(Of course they didn't know it at the time!)
The students in my introductory genetics pilot class have had weekly Peerwise assignments all term. In alternate weeks they either had to either create at least one multiple-choice genetics problem suitable for an open-book exam (i.e. not based on memorization) or to answer and critique at least two problems previously created by other students.
I had used Peerwise a couple of years ago in a first-year class. Each student only had to create one question and critique four. I had found their questions to be full of confusions, poorly written and lacking important information, but the critiques were quite good.
This time, my students have told me that they don't mind answering the problems other students have posed but find creating their own to be quite difficult. The first problems I had looked at hadn't been very good. But last week I started going through their more recent problems, looking for ideas I might use in creating problems for the upcoming midterm, and I was pleasantly surprised by the high quality of many of the problems they had developed.
I was so impressed by the students' questions that I decided to use them for the midterm, rather than writing my own. I downloaded a range of questions to consider - some of them were very good but much too difficult for a 45-minute midterm.
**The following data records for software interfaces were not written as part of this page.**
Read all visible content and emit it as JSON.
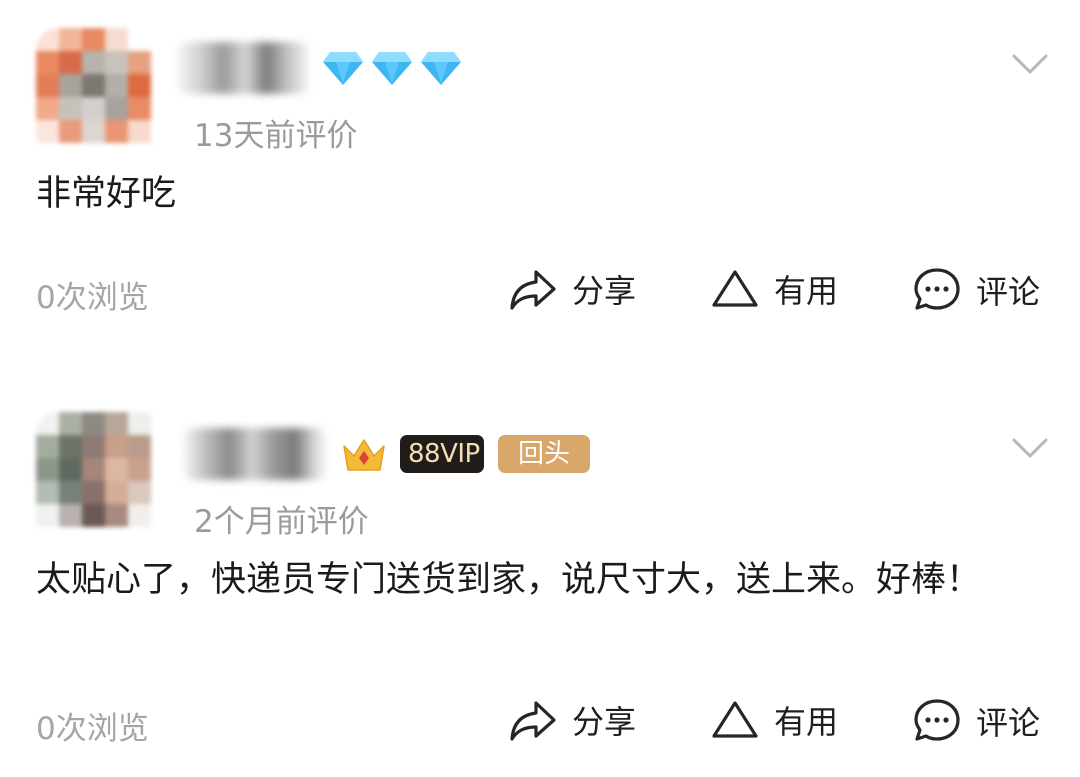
{
  "reviews": [
    {
      "time": "13天前评价",
      "content": "非常好吃",
      "views": "0次浏览",
      "badges": [],
      "actions": {
        "share": "分享",
        "useful": "有用",
        "comment": "评论"
      }
    },
    {
      "time": "2个月前评价",
      "content": "太贴心了，快递员专门送货到家，说尺寸大，送上来。好棒！",
      "views": "0次浏览",
      "badges": [
        "88VIP",
        "回头客"
      ],
      "actions": {
        "share": "分享",
        "useful": "有用",
        "comment": "评论"
      }
    }
  ],
  "icons": {
    "level": "diamond-icon",
    "member": "crown-icon",
    "expand": "chevron-down-icon",
    "share": "share-arrow-icon",
    "useful": "triangle-up-icon",
    "comment": "chat-bubble-icon"
  },
  "colors": {
    "diamond": "#3fb6f2",
    "vip_bg": "#1f1c1a",
    "vip_text": "#f4dcb4",
    "return_bg": "#d9a76a",
    "muted": "#9b9b9b"
  }
}
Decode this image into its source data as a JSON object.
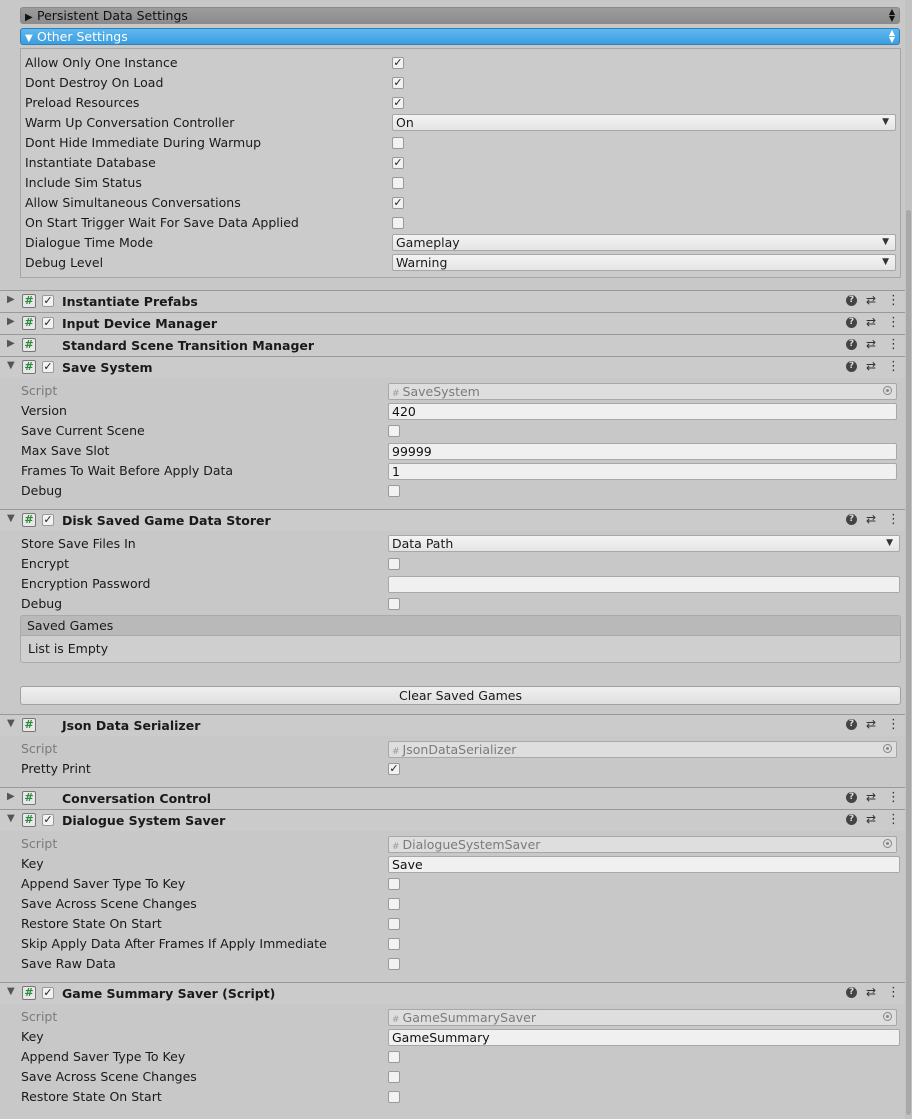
{
  "foldouts": {
    "persistent": {
      "label": "Persistent Data Settings"
    },
    "other": {
      "label": "Other Settings"
    }
  },
  "other_settings": {
    "allow_only_one_instance": {
      "label": "Allow Only One Instance",
      "checked": true
    },
    "dont_destroy_on_load": {
      "label": "Dont Destroy On Load",
      "checked": true
    },
    "preload_resources": {
      "label": "Preload Resources",
      "checked": true
    },
    "warm_up": {
      "label": "Warm Up Conversation Controller",
      "value": "On"
    },
    "dont_hide_immediate": {
      "label": "Dont Hide Immediate During Warmup",
      "checked": false
    },
    "instantiate_database": {
      "label": "Instantiate Database",
      "checked": true
    },
    "include_sim_status": {
      "label": "Include Sim Status",
      "checked": false
    },
    "allow_simultaneous": {
      "label": "Allow Simultaneous Conversations",
      "checked": true
    },
    "on_start_trigger_wait": {
      "label": "On Start Trigger Wait For Save Data Applied",
      "checked": false
    },
    "dialogue_time_mode": {
      "label": "Dialogue Time Mode",
      "value": "Gameplay"
    },
    "debug_level": {
      "label": "Debug Level",
      "value": "Warning"
    }
  },
  "components": {
    "instantiate_prefabs": {
      "title": "Instantiate Prefabs",
      "enabled": true
    },
    "input_device_manager": {
      "title": "Input Device Manager",
      "enabled": true
    },
    "standard_scene_transition": {
      "title": "Standard Scene Transition Manager"
    },
    "save_system": {
      "title": "Save System",
      "enabled": true,
      "script_label": "Script",
      "script_value": "SaveSystem",
      "version_label": "Version",
      "version_value": "420",
      "save_current_scene_label": "Save Current Scene",
      "save_current_scene": false,
      "max_save_slot_label": "Max Save Slot",
      "max_save_slot_value": "99999",
      "frames_to_wait_label": "Frames To Wait Before Apply Data",
      "frames_to_wait_value": "1",
      "debug_label": "Debug",
      "debug": false
    },
    "disk_saved_storer": {
      "title": "Disk Saved Game Data Storer",
      "enabled": true,
      "store_in_label": "Store Save Files In",
      "store_in_value": "Data Path",
      "encrypt_label": "Encrypt",
      "encrypt": false,
      "password_label": "Encryption Password",
      "password_value": "",
      "debug_label": "Debug",
      "debug": false,
      "saved_games_label": "Saved Games",
      "list_empty": "List is Empty",
      "clear_button": "Clear Saved Games"
    },
    "json_serializer": {
      "title": "Json Data Serializer",
      "script_label": "Script",
      "script_value": "JsonDataSerializer",
      "pretty_print_label": "Pretty Print",
      "pretty_print": true
    },
    "conversation_control": {
      "title": "Conversation Control"
    },
    "dialogue_system_saver": {
      "title": "Dialogue System Saver",
      "enabled": true,
      "script_label": "Script",
      "script_value": "DialogueSystemSaver",
      "key_label": "Key",
      "key_value": "Save",
      "append_label": "Append Saver Type To Key",
      "append": false,
      "across_label": "Save Across Scene Changes",
      "across": false,
      "restore_label": "Restore State On Start",
      "restore": false,
      "skip_label": "Skip Apply Data After Frames If Apply Immediate",
      "skip": false,
      "raw_label": "Save Raw Data",
      "raw": false
    },
    "game_summary_saver": {
      "title": "Game Summary Saver (Script)",
      "enabled": true,
      "script_label": "Script",
      "script_value": "GameSummarySaver",
      "key_label": "Key",
      "key_value": "GameSummary",
      "append_label": "Append Saver Type To Key",
      "append": false,
      "across_label": "Save Across Scene Changes",
      "across": false,
      "restore_label": "Restore State On Start",
      "restore": false
    }
  },
  "icons": {
    "fold_open": "▼",
    "fold_closed": "▶",
    "check": "✓",
    "help": "?",
    "preset": "⇄",
    "menu": "⋮",
    "hash": "#",
    "dropdown": "▼"
  }
}
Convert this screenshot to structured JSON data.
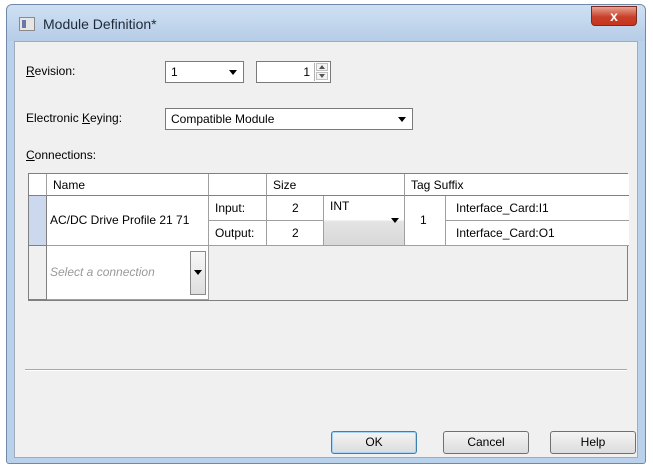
{
  "window": {
    "title": "Module Definition*",
    "close_label": "x"
  },
  "revision": {
    "label_accel": "R",
    "label_rest": "evision:",
    "major": "1",
    "minor": "1"
  },
  "keying": {
    "label_pre": "Electronic ",
    "label_accel": "K",
    "label_rest": "eying:",
    "value": "Compatible Module"
  },
  "connections": {
    "label_accel": "C",
    "label_rest": "onnections:",
    "headers": {
      "name": "Name",
      "size": "Size",
      "tag_suffix": "Tag Suffix"
    },
    "row": {
      "name": "AC/DC Drive Profile 21 71",
      "input_label": "Input:",
      "input_size": "2",
      "output_label": "Output:",
      "output_size": "2",
      "type": "INT",
      "suffix_count": "1",
      "input_tag": "Interface_Card:I1",
      "output_tag": "Interface_Card:O1"
    },
    "placeholder": "Select a connection"
  },
  "buttons": {
    "ok": "OK",
    "cancel": "Cancel",
    "help": "Help"
  }
}
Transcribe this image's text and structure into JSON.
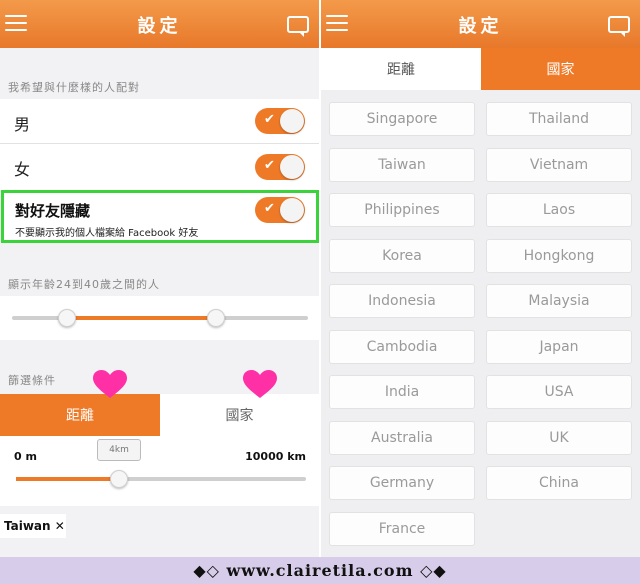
{
  "left_screen": {
    "nav_title": "設定",
    "match_header": "我希望與什麼樣的人配對",
    "rows": [
      {
        "label": "男"
      },
      {
        "label": "女"
      }
    ],
    "hide_friends": {
      "title": "對好友隱藏",
      "subtitle": "不要顯示我的個人檔案給 Facebook 好友"
    },
    "age_header": "顯示年齡24到40歲之間的人",
    "filter_header": "篩選條件",
    "tabs": {
      "distance": "距離",
      "country": "國家"
    },
    "distance": {
      "min": "0 m",
      "max": "10000 km",
      "bubble": "4km"
    },
    "selected_tag": "Taiwan ✕"
  },
  "right_screen": {
    "nav_title": "設定",
    "tabs": {
      "distance": "距離",
      "country": "國家"
    },
    "countries": [
      "Singapore",
      "Thailand",
      "Taiwan",
      "Vietnam",
      "Philippines",
      "Laos",
      "Korea",
      "Hongkong",
      "Indonesia",
      "Malaysia",
      "Cambodia",
      "Japan",
      "India",
      "USA",
      "Australia",
      "UK",
      "Germany",
      "China",
      "France"
    ]
  },
  "footer": {
    "text": "◆◇ www.clairetila.com ◇◆"
  },
  "colors": {
    "accent": "#ee7a28",
    "highlight": "#3ad33a",
    "heart": "#ff2fa6",
    "footer_bg": "#d7cdea"
  }
}
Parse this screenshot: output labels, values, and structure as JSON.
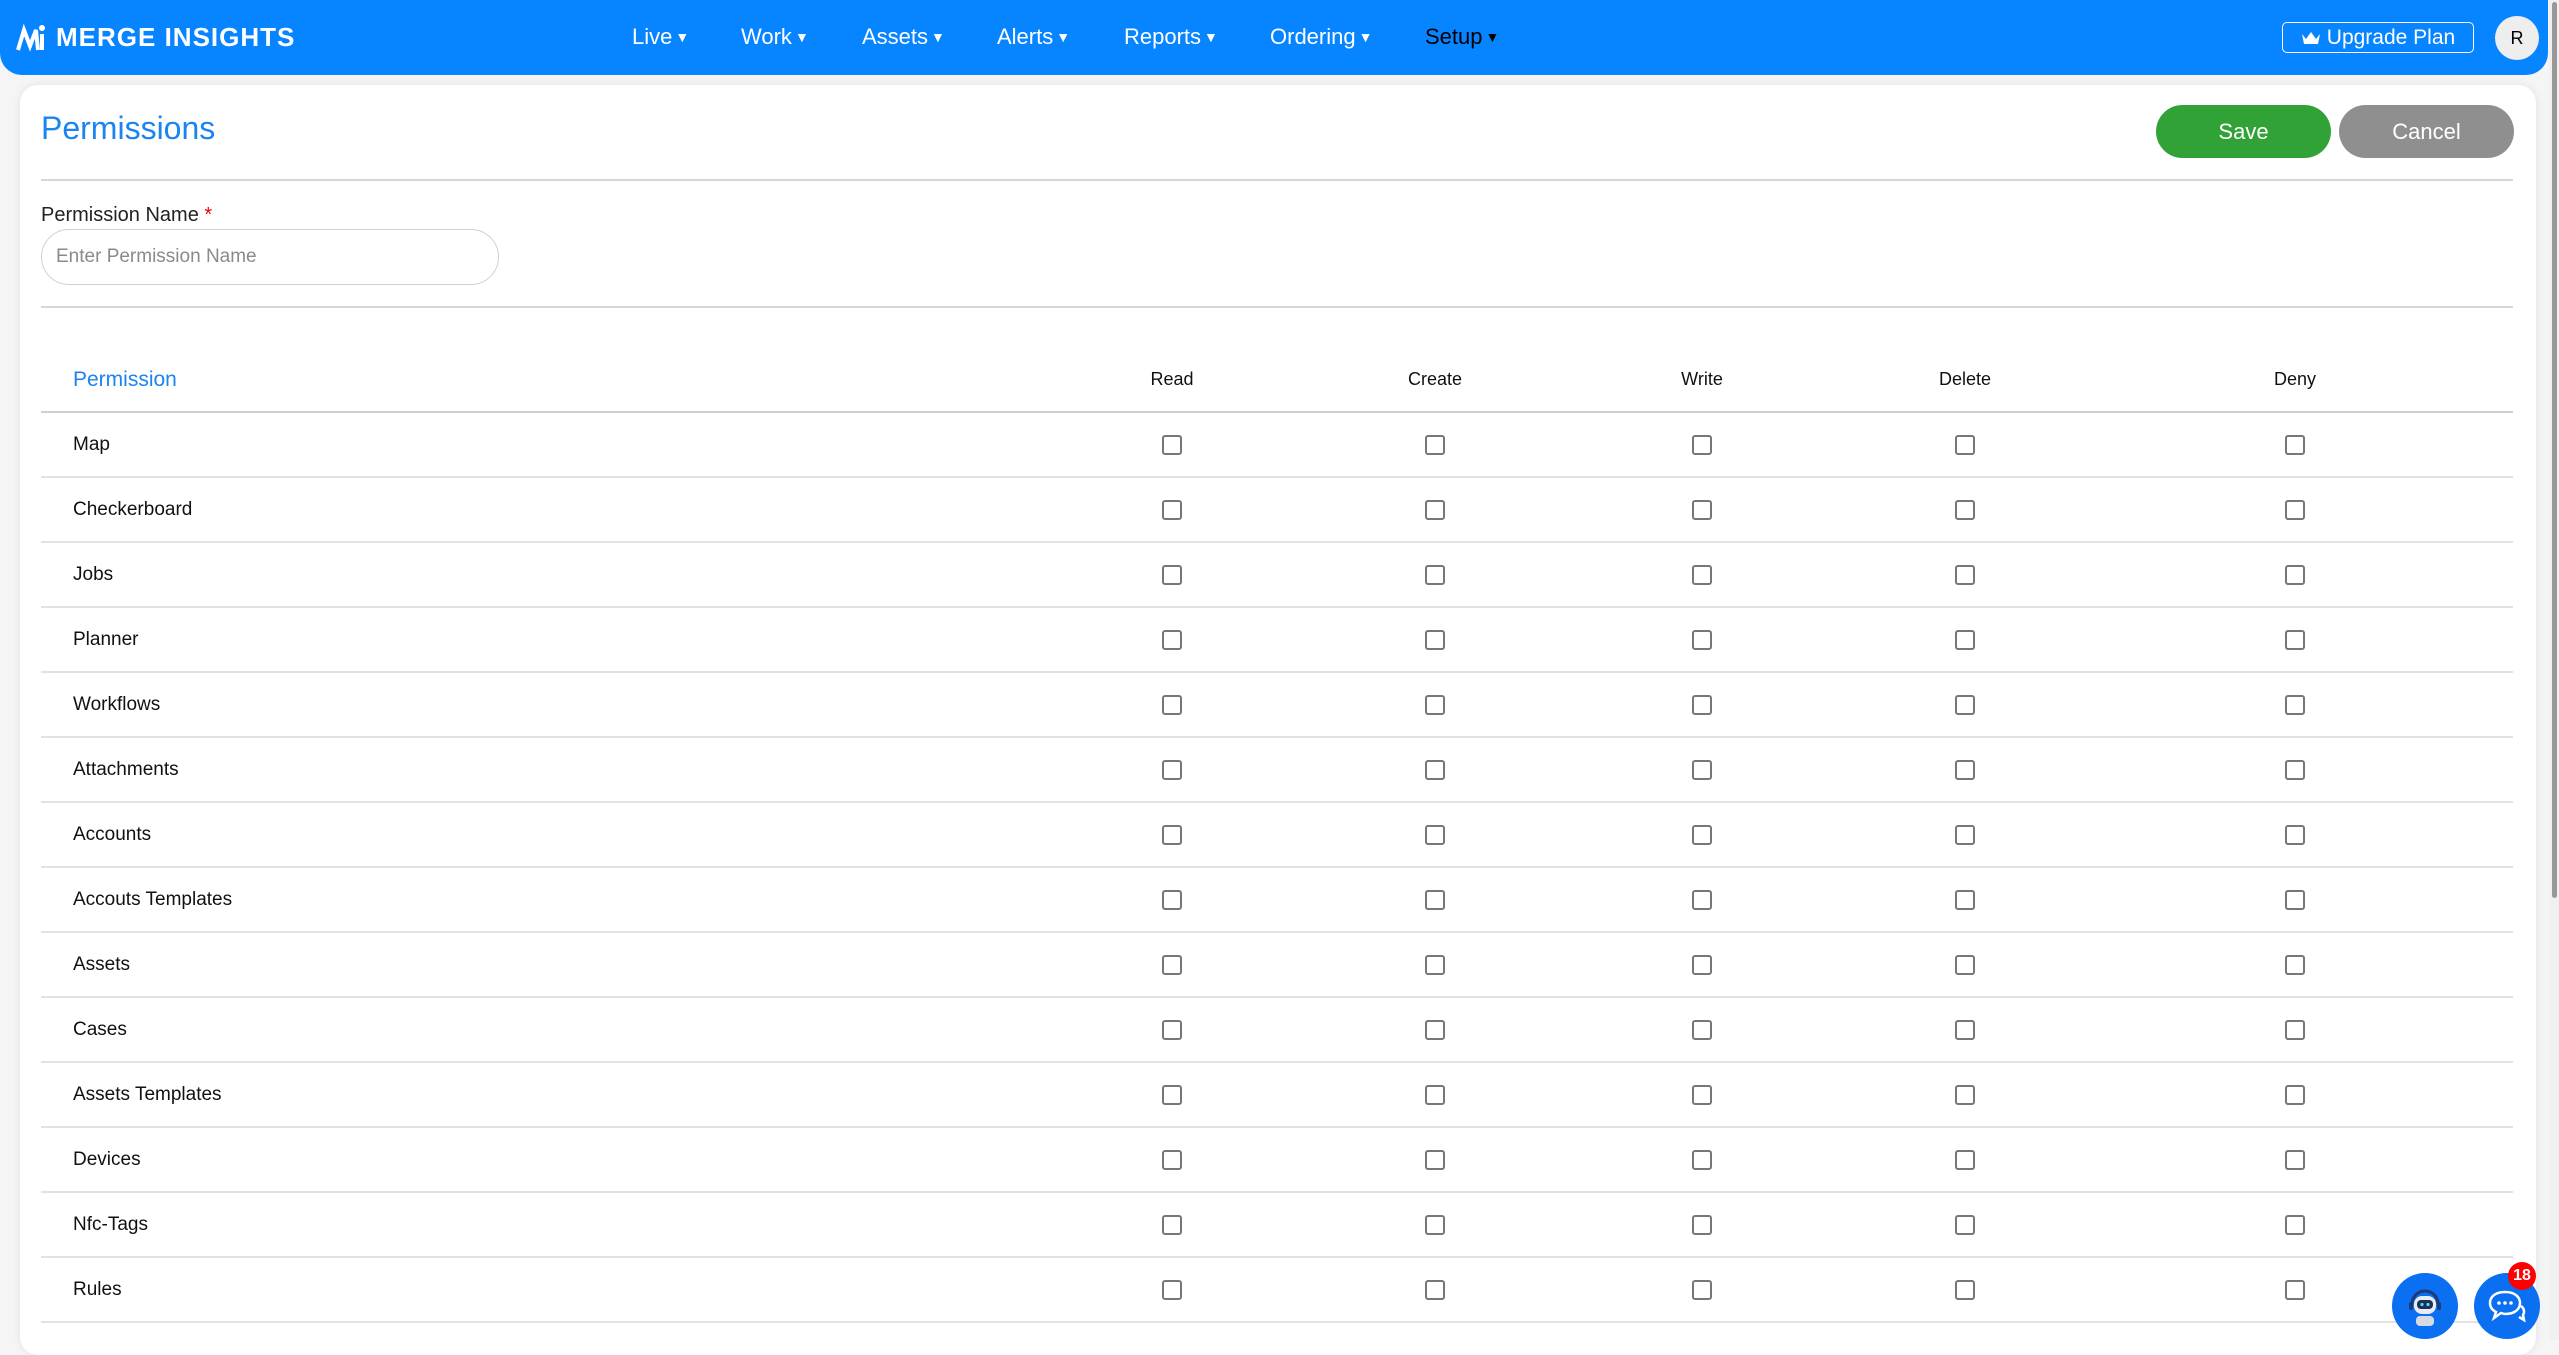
{
  "header": {
    "brand": "MERGE INSIGHTS",
    "nav": [
      {
        "label": "Live"
      },
      {
        "label": "Work"
      },
      {
        "label": "Assets"
      },
      {
        "label": "Alerts"
      },
      {
        "label": "Reports"
      },
      {
        "label": "Ordering"
      },
      {
        "label": "Setup",
        "active": true
      }
    ],
    "upgrade_label": "Upgrade Plan",
    "avatar_initial": "R",
    "accent": "#0784ff"
  },
  "page": {
    "title": "Permissions",
    "save_label": "Save",
    "cancel_label": "Cancel",
    "name_label": "Permission Name",
    "required_mark": "*",
    "name_placeholder": "Enter Permission Name",
    "name_value": ""
  },
  "table": {
    "columns": [
      "Permission",
      "Read",
      "Create",
      "Write",
      "Delete",
      "Deny"
    ],
    "rows": [
      {
        "name": "Map",
        "checks": [
          false,
          false,
          false,
          false,
          false
        ]
      },
      {
        "name": "Checkerboard",
        "checks": [
          false,
          false,
          false,
          false,
          false
        ]
      },
      {
        "name": "Jobs",
        "checks": [
          false,
          false,
          false,
          false,
          false
        ]
      },
      {
        "name": "Planner",
        "checks": [
          false,
          false,
          false,
          false,
          false
        ]
      },
      {
        "name": "Workflows",
        "checks": [
          false,
          false,
          false,
          false,
          false
        ]
      },
      {
        "name": "Attachments",
        "checks": [
          false,
          false,
          false,
          false,
          false
        ]
      },
      {
        "name": "Accounts",
        "checks": [
          false,
          false,
          false,
          false,
          false
        ]
      },
      {
        "name": "Accouts Templates",
        "checks": [
          false,
          false,
          false,
          false,
          false
        ]
      },
      {
        "name": "Assets",
        "checks": [
          false,
          false,
          false,
          false,
          false
        ]
      },
      {
        "name": "Cases",
        "checks": [
          false,
          false,
          false,
          false,
          false
        ]
      },
      {
        "name": "Assets Templates",
        "checks": [
          false,
          false,
          false,
          false,
          false
        ]
      },
      {
        "name": "Devices",
        "checks": [
          false,
          false,
          false,
          false,
          false
        ]
      },
      {
        "name": "Nfc-Tags",
        "checks": [
          false,
          false,
          false,
          false,
          false
        ]
      },
      {
        "name": "Rules",
        "checks": [
          false,
          false,
          false,
          false,
          false
        ]
      }
    ]
  },
  "chat": {
    "unread_count": "18"
  }
}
I had thought that the good questions might have all been written by one or a few students, but when I checked their usernames I found that 16 of the 17 questions had been written by different students; this means that most and maybe all students are creating good problems!
I used 14 questions for the exam - most of them I was able to leave unchanged, but some required minor editing for clarity. The students must have recognized their own questions, but I haven't seen anything on the course discussion board to suggest that they've realized that they collectively created all the questions on the exam. I'll tell them on Monday.